(Items from an interface collection)
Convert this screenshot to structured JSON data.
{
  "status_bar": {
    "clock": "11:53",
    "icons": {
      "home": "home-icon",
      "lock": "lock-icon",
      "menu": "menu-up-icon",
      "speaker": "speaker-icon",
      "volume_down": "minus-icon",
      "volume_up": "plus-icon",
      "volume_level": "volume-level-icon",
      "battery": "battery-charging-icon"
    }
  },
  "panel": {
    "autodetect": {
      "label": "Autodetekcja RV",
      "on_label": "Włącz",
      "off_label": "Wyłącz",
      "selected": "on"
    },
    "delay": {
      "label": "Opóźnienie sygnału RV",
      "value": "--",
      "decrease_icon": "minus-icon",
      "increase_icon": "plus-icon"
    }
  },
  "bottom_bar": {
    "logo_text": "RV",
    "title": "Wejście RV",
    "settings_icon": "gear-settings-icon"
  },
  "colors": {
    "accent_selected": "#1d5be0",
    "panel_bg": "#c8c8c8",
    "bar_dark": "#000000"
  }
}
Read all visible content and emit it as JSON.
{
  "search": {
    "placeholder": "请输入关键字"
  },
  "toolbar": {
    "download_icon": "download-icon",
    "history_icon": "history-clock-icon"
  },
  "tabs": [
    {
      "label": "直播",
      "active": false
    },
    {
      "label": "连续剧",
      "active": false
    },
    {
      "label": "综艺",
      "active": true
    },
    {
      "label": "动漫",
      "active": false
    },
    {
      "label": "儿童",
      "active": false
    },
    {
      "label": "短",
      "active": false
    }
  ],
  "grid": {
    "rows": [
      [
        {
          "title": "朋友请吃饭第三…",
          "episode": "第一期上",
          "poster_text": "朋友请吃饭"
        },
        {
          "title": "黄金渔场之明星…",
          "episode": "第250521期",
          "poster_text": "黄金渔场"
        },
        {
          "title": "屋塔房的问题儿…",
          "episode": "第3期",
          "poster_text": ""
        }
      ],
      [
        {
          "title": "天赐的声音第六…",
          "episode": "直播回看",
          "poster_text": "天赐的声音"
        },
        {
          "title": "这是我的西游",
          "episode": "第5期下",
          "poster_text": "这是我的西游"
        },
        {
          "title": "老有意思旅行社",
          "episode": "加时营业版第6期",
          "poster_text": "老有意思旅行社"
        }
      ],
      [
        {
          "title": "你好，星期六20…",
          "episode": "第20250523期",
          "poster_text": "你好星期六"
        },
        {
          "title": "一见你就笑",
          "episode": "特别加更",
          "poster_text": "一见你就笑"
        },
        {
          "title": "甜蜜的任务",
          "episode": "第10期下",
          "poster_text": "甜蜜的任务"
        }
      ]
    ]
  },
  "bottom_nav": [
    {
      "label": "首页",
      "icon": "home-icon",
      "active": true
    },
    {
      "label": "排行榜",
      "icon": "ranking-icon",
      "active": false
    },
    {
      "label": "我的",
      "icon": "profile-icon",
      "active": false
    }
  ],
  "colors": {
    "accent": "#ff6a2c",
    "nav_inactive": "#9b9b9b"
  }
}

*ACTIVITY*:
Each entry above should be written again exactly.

*RESULT OF THIS TASK*:
Convert this screenshot to structured JSON data.
{
  "status_bar": {
    "clock": "11:53",
    "icons": {
      "home": "home-icon",
      "lock": "lock-icon",
      "menu": "menu-up-icon",
      "speaker": "speaker-icon",
      "volume_down": "minus-icon",
      "volume_up": "plus-icon",
      "volume_level": "volume-level-icon",
      "battery": "battery-charging-icon"
    }
  },
  "panel": {
    "autodetect": {
      "label": "Autodetekcja RV",
      "on_label": "Włącz",
      "off_label": "Wyłącz",
      "selected": "on"
    },
    "delay": {
      "label": "Opóźnienie sygnału RV",
      "value": "--",
      "decrease_icon": "minus-icon",
      "increase_icon": "plus-icon"
    }
  },
  "bottom_bar": {
    "logo_text": "RV",
    "title": "Wejście RV",
    "settings_icon": "gear-settings-icon"
  },
  "colors": {
    "accent_selected": "#1d5be0",
    "panel_bg": "#c8c8c8",
    "bar_dark": "#000000"
  }
}
Read all visible content and emit it as JSON.
{
  "search": {
    "placeholder": "请输入关键字"
  },
  "toolbar": {
    "download_icon": "download-icon",
    "history_icon": "history-clock-icon"
  },
  "tabs": [
    {
      "label": "直播",
      "active": false
    },
    {
      "label": "连续剧",
      "active": false
    },
    {
      "label": "综艺",
      "active": true
    },
    {
      "label": "动漫",
      "active": false
    },
    {
      "label": "儿童",
      "active": false
    },
    {
      "label": "短",
      "active": false
    }
  ],
  "grid": {
    "rows": [
      [
        {
          "title": "朋友请吃饭第三…",
          "episode": "第一期上",
          "poster_text": "朋友请吃饭"
        },
        {
          "title": "黄金渔场之明星…",
          "episode": "第250521期",
          "poster_text": "黄金渔场"
        },
        {
          "title": "屋塔房的问题儿…",
          "episode": "第3期",
          "poster_text": ""
        }
      ],
      [
        {
          "title": "天赐的声音第六…",
          "episode": "直播回看",
          "poster_text": "天赐的声音"
        },
        {
          "title": "这是我的西游",
          "episode": "第5期下",
          "poster_text": "这是我的西游"
        },
        {
          "title": "老有意思旅行社",
          "episode": "加时营业版第6期",
          "poster_text": "老有意思旅行社"
        }
      ],
      [
        {
          "title": "你好，星期六20…",
          "episode": "第20250523期",
          "poster_text": "你好星期六"
        },
        {
          "title": "一见你就笑",
          "episode": "特别加更",
          "poster_text": "一见你就笑"
        },
        {
          "title": "甜蜜的任务",
          "episode": "第10期下",
          "poster_text": "甜蜜的任务"
        }
      ]
    ]
  },
  "bottom_nav": [
    {
      "label": "首页",
      "icon": "home-icon",
      "active": true
    },
    {
      "label": "排行榜",
      "icon": "ranking-icon",
      "active": false
    },
    {
      "label": "我的",
      "icon": "profile-icon",
      "active": false
    }
  ],
  "colors": {
    "accent": "#ff6a2c",
    "nav_inactive": "#9b9b9b"
  }
}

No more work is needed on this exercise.